DIRECTIONS: Copy every line that contains the string "Selected" from the entries below.

EXERCISE MATERIAL:
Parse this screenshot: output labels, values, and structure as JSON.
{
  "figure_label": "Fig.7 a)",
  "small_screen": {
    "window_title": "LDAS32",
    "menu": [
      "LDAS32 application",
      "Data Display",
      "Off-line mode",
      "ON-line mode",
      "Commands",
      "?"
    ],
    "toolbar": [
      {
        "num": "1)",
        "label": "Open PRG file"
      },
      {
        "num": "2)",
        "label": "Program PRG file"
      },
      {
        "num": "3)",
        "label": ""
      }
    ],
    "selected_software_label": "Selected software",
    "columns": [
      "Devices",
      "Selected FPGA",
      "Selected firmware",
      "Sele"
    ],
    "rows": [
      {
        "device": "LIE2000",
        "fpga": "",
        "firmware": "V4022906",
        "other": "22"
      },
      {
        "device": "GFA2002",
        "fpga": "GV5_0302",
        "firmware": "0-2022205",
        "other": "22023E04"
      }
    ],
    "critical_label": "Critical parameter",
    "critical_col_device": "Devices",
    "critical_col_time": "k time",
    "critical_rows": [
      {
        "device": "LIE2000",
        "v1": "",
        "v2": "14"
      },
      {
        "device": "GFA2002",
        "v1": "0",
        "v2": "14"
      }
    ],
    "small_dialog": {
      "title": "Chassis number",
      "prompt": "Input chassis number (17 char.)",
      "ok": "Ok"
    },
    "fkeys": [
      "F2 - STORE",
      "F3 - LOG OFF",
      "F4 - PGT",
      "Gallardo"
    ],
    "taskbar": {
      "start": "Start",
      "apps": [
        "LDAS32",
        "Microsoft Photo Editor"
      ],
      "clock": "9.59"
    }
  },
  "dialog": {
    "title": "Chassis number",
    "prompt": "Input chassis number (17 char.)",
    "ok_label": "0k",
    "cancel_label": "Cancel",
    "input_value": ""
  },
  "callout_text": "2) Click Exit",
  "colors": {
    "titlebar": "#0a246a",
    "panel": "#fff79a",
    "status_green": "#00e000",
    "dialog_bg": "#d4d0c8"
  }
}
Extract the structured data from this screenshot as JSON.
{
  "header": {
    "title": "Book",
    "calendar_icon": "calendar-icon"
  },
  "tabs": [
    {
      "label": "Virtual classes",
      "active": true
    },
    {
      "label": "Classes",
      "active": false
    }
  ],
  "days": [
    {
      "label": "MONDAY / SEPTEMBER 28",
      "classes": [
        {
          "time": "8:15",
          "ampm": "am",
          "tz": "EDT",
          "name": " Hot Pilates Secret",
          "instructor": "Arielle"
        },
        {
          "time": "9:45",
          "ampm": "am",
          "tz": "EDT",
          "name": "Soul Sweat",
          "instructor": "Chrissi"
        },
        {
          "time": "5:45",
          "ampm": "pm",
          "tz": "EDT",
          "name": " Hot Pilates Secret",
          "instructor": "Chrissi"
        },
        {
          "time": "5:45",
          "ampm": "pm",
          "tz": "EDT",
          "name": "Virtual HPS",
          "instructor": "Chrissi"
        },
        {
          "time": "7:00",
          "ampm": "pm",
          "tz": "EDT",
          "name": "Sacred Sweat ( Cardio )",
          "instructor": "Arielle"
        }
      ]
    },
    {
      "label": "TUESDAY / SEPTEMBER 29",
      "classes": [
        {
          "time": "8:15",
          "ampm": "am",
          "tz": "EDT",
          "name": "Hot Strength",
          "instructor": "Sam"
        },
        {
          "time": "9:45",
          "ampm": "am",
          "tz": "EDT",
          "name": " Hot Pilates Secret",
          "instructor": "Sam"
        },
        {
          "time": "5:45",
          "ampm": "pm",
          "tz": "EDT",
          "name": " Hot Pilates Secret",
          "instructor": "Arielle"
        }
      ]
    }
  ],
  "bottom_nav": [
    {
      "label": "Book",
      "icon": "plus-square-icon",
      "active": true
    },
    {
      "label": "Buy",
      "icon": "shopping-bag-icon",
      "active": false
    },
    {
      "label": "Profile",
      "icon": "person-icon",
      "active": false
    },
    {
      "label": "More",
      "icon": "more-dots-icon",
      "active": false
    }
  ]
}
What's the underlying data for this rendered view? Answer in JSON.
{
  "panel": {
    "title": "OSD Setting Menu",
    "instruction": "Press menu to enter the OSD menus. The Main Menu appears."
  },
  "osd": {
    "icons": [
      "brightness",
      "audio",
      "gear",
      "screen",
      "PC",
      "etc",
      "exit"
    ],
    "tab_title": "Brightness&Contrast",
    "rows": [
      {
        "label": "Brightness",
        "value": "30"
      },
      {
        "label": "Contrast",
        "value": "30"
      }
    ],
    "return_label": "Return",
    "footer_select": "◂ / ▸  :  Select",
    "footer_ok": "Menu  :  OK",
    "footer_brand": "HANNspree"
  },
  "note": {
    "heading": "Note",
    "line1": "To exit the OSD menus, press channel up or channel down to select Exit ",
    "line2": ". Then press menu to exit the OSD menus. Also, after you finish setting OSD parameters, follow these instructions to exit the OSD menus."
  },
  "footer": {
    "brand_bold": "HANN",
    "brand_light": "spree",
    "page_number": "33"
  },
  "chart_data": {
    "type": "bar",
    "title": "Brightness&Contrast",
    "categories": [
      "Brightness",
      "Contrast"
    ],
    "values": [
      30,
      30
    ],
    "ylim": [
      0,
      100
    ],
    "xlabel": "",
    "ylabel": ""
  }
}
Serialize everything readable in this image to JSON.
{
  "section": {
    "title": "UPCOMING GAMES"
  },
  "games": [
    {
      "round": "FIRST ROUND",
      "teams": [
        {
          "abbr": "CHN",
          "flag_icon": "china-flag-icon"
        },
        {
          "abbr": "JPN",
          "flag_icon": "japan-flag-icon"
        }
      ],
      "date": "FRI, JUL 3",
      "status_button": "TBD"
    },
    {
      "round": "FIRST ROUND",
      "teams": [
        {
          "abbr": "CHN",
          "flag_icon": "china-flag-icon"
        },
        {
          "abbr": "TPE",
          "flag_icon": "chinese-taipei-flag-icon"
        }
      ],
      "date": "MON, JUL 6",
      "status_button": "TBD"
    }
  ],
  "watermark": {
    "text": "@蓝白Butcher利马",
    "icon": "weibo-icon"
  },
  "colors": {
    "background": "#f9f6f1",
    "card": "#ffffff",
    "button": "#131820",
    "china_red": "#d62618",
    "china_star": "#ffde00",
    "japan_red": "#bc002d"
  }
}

THE COMPLETED TASK:
    "selected_software_label": "Selected software",
      "Selected FPGA",
      "Selected firmware",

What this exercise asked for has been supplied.